(Dataset records)
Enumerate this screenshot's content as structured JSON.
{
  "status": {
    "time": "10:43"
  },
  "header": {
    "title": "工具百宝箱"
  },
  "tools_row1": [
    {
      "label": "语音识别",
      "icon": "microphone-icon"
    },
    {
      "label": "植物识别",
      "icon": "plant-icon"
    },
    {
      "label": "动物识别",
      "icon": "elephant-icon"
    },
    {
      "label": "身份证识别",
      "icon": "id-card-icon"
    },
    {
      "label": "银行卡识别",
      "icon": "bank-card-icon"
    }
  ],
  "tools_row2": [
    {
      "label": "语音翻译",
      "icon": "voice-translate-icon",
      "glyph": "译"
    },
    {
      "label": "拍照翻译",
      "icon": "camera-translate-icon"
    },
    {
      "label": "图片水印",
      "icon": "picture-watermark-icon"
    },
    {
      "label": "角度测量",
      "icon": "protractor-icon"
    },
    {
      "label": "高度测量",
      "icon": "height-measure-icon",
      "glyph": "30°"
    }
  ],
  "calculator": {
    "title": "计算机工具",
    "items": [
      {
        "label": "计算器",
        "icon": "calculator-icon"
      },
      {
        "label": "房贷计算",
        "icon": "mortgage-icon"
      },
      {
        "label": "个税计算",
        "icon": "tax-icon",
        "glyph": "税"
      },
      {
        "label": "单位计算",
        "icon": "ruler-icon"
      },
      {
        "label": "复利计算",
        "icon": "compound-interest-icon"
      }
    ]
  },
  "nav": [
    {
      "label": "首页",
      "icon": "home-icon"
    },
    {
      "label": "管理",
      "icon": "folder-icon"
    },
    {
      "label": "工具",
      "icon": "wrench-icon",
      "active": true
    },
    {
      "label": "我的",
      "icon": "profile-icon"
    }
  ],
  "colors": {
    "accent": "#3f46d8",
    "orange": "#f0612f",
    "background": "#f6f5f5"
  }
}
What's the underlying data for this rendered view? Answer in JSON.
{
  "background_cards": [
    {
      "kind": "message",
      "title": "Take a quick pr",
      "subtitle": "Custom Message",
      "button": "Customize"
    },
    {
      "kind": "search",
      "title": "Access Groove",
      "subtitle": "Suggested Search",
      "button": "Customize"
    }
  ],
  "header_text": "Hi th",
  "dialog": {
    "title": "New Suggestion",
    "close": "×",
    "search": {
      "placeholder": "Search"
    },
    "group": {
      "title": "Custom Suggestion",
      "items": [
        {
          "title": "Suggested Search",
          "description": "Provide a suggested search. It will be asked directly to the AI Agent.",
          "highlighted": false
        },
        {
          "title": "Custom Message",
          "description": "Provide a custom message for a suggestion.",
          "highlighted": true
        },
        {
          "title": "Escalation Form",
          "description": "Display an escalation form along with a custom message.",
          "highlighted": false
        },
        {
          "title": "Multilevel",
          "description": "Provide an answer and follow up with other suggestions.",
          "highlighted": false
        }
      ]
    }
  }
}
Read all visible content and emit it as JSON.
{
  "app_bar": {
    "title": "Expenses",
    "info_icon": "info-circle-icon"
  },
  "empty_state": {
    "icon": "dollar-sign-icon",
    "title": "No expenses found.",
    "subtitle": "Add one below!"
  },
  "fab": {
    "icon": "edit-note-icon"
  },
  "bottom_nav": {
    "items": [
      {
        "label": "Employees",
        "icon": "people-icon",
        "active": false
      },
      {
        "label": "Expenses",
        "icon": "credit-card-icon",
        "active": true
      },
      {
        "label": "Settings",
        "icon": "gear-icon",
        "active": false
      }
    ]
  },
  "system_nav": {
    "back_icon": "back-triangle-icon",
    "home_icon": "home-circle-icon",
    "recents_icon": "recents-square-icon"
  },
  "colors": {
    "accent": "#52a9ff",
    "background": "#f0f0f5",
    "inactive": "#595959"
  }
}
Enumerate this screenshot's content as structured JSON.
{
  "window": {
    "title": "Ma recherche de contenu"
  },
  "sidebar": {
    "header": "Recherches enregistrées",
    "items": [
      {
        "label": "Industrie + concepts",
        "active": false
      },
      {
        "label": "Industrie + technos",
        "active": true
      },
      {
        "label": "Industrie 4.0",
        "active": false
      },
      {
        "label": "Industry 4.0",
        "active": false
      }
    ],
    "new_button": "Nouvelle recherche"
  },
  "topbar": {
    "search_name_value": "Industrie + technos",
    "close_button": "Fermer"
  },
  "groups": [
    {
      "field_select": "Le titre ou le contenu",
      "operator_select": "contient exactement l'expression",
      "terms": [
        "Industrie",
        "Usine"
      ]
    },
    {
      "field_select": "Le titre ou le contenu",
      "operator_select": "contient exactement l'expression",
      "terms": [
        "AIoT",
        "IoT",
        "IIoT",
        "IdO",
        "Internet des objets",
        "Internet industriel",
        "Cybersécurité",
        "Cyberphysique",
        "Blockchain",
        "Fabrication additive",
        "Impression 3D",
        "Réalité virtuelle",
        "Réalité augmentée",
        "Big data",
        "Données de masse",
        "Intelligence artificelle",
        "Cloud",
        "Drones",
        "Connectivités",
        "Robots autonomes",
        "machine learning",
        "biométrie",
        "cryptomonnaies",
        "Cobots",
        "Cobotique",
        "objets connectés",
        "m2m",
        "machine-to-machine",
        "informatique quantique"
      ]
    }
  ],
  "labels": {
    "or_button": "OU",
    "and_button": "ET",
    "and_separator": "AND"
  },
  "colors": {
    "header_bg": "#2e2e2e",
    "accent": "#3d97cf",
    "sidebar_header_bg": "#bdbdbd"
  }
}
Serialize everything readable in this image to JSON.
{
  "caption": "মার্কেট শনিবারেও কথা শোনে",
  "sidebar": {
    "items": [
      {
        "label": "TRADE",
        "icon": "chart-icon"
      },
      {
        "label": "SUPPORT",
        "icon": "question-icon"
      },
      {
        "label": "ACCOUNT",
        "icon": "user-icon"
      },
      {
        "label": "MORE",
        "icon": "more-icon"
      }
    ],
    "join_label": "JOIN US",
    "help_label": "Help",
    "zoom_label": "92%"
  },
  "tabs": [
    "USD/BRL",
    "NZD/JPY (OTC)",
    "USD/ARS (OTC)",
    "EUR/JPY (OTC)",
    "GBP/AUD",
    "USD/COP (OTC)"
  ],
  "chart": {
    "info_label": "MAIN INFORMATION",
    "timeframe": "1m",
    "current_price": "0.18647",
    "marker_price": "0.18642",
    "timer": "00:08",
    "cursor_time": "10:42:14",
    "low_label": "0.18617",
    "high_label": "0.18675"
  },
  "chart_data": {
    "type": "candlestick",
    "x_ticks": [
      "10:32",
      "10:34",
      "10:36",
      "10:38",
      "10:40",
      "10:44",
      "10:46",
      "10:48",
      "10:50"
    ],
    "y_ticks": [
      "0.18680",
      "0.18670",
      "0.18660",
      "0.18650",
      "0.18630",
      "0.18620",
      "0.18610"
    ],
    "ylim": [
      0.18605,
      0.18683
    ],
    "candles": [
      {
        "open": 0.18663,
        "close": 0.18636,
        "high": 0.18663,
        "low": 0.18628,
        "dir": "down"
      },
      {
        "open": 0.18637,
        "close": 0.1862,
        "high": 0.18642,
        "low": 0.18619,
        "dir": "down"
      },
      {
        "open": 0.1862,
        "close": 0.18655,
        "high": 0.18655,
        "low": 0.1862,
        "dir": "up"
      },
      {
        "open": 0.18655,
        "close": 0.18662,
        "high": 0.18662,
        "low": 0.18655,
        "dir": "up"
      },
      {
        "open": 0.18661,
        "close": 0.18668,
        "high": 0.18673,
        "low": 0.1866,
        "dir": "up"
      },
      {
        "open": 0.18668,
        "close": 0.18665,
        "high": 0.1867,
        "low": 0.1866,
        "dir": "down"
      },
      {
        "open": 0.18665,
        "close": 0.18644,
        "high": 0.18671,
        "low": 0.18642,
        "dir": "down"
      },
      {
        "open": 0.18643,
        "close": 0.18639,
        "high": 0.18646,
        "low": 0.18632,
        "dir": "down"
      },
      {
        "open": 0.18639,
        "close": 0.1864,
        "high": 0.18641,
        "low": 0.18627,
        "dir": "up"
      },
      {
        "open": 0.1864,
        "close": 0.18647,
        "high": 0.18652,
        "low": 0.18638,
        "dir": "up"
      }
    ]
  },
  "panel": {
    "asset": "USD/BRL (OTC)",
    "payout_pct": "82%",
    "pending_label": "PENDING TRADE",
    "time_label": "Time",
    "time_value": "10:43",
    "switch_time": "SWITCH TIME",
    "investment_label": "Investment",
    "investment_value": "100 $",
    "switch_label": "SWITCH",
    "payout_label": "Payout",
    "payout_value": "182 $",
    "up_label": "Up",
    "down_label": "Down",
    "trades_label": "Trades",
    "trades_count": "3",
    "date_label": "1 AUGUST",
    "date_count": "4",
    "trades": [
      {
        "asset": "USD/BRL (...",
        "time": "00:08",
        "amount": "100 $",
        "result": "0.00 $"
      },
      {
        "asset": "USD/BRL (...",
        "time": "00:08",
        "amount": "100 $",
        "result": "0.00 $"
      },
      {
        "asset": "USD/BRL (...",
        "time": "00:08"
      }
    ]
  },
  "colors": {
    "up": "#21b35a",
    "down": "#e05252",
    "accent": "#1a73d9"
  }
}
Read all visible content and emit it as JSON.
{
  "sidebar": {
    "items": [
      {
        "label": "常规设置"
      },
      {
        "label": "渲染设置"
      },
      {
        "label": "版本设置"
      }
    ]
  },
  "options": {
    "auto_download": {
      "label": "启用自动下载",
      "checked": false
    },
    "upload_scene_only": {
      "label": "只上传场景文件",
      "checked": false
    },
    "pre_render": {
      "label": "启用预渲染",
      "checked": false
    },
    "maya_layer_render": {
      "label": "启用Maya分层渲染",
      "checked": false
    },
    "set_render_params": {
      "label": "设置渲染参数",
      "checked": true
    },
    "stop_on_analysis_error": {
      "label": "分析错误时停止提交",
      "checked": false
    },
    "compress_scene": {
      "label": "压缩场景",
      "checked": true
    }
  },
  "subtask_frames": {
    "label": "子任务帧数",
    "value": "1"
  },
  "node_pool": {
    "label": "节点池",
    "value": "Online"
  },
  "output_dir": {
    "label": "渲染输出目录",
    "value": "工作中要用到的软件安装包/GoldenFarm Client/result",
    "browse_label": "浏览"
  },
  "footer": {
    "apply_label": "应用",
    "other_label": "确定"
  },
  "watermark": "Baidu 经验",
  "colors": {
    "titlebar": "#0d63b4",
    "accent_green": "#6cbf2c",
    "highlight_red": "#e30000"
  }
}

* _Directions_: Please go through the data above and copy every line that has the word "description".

* _Exercise output_:
          "description": "Provide a suggested search. It will be asked directly to the AI Agent.",
          "description": "Provide a custom message for a suggestion.",
          "description": "Display an escalation form along with a custom message.",
          "description": "Provide an answer and follow up with other suggestions.",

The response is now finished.